He commented: “Caring for the most vulnerable patients in the country, so close to the Gaza border, could be a very scary endeavor for both the patients and the medical professionals. It’s nearly impossible to focus on rehabilitation while you are under fire.
“Thankfully, we thought about this during the design stages, and thought that if we wanted to be able to maintain the continuity of care for the Negev population in a truly worry-free environment, we would have to build a reinforced rehabilitation hospital,” he said.
“The sheltered section of the hospital can accommodate 72 beds, and there are protected spaces in the physiotherapy, occupational therapy and communication treatment areas as well, so we can provide ongoing therapies and treatments in a safe environment despite the aggression in the region.”
Some staff members needed to stop their cars when driving to work, and shelter by the roadside, as rocket alarms sounded. But nurse Shoshi Diamant said morale was high.
“The patients feel protected, and the peace of mind allows them to concentrate on healing,” she commented. “The situation of the last few days, though unfortunate, is a testament to our commitment to our patients. Nothing can deter us from providing them with optimal care in a warm and secure environment.
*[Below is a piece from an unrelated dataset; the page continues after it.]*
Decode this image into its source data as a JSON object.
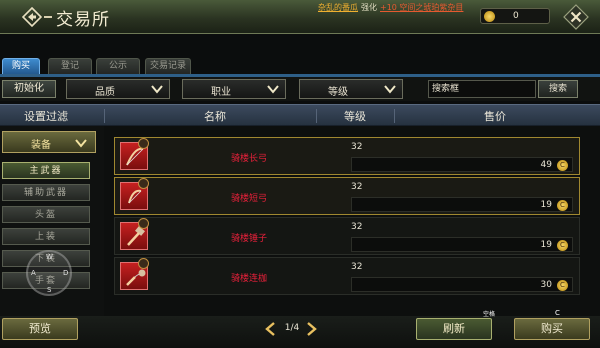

This is how we are beginning, and this is how will continue.”
Dr. Shilo Kramer, head of inpatient rehabilitation, said that while he had expected to need to rely on the hospital’s reinforcements, he hadn’t expected it to happen so soon.
“We had no idea that we would have to give the building’s protective features a test run just three weeks after opening the doors to patients, but it is gratifying to know that the people in our care are among the safest in the region,” he said.
“Unfortunately, there are those who seek to harm us, but we will continue to do our part to keep the most vulnerable among us safe and secure.”